Current single cell genomic platforms present deficiencies in throughput, accuracy, and customizability. Researchers at The University of British Columbia developed the Isolatrix, an inkjet-based platform that integrates high-resolution imaging and neural network-based object recognition to rapidly isolate cells for genetic profiling. Building on a working prototype, the multidisciplinary team will engineer new features and validate the platform by implementing an established protocol for single cell DNA sequencing, benchmarking relative to an existing instrument currently in use at BC Cancer. The major goal of the project will be to extend the capabilities of the platform by performing full-length RNA sequencing at scale.

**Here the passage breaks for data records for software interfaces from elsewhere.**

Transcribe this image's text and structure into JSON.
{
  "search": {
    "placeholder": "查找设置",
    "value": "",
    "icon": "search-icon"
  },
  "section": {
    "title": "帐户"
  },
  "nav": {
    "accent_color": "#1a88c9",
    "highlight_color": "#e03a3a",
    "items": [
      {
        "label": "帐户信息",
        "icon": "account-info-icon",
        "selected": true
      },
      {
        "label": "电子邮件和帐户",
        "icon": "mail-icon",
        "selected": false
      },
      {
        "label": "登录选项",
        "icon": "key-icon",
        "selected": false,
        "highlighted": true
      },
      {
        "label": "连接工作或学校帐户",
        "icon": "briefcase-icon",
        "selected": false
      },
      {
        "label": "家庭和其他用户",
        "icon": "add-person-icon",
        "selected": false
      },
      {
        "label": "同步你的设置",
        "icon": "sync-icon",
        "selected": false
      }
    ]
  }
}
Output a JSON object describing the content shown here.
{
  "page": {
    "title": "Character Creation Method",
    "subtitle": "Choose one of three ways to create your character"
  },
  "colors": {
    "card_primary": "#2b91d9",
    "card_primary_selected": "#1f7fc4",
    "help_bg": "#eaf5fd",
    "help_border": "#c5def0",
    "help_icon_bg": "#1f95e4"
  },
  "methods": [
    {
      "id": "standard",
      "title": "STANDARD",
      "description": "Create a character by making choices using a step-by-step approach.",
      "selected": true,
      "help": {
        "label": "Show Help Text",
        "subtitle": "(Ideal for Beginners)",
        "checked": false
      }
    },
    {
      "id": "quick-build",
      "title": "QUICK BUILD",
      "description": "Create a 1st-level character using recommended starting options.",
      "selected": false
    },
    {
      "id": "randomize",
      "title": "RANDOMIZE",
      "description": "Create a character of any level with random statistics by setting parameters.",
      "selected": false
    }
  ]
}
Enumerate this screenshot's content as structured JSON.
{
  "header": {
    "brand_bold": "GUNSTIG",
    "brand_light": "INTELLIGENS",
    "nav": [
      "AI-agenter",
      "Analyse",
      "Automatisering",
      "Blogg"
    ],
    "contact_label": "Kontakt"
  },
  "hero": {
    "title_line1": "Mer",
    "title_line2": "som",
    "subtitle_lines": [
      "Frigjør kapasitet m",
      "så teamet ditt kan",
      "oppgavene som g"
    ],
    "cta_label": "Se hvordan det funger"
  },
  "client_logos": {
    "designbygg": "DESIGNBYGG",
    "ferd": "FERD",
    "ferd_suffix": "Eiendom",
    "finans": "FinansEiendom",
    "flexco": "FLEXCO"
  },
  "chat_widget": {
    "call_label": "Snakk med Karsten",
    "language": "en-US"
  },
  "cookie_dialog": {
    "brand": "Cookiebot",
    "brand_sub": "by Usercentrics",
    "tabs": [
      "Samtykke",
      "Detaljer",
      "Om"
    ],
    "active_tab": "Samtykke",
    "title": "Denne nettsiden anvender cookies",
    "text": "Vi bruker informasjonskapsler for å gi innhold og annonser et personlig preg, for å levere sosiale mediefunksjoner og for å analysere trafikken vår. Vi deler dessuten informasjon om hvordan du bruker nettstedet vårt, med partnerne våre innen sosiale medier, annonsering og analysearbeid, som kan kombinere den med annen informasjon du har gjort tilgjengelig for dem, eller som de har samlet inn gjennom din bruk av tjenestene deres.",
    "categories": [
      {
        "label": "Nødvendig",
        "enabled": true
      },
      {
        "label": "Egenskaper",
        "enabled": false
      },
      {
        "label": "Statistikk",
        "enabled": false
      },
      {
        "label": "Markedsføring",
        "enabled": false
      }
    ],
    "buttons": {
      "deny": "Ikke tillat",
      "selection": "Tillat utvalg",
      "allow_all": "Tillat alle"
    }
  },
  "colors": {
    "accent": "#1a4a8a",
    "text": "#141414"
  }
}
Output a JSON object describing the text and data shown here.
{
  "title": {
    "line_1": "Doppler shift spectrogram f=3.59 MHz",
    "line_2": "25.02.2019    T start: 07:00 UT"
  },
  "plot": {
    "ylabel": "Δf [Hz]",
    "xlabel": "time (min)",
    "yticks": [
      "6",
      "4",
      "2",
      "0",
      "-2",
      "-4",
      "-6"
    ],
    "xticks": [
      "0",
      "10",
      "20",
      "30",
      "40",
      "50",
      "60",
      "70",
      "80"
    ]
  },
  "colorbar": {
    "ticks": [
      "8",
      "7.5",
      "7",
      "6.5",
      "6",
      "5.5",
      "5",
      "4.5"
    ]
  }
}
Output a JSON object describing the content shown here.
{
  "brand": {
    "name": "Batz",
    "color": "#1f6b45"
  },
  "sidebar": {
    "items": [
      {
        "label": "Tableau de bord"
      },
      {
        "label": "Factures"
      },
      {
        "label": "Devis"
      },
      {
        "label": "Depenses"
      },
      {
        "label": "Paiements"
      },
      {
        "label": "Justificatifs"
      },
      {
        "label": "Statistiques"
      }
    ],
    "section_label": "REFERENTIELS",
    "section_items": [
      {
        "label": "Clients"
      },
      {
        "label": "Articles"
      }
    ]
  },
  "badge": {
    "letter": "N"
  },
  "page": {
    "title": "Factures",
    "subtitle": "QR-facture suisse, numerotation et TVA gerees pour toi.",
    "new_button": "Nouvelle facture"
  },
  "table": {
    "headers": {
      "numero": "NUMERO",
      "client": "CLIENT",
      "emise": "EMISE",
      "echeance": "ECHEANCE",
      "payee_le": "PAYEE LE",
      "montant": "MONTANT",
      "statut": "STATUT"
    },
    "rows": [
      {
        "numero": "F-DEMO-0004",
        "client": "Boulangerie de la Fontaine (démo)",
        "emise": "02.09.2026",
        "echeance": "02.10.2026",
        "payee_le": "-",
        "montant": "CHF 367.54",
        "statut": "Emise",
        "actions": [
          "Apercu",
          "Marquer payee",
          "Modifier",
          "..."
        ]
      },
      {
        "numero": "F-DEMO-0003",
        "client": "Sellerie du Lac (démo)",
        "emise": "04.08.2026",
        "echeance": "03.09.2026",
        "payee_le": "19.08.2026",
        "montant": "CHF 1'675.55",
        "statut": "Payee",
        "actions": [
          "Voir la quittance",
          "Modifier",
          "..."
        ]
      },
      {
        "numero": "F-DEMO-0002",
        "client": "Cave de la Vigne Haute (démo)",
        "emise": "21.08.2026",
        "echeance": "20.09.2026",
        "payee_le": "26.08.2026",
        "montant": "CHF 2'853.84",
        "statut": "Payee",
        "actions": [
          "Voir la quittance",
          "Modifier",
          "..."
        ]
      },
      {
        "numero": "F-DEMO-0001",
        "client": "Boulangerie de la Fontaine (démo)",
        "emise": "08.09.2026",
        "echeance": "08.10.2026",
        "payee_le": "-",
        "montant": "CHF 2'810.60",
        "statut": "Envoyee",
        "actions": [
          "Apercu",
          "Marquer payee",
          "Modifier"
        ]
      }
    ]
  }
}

The global market for single cell analysis is forecast to reach $2.5B US by 2025. Comprehensive DNA and RNA measurement approaches are not readily available at scale on existing commercial platforms. As such, development of key platform features and validation of these workflows at BC Cancer will pave the way for optimization of new measurement protocols, and progress towards commercialization.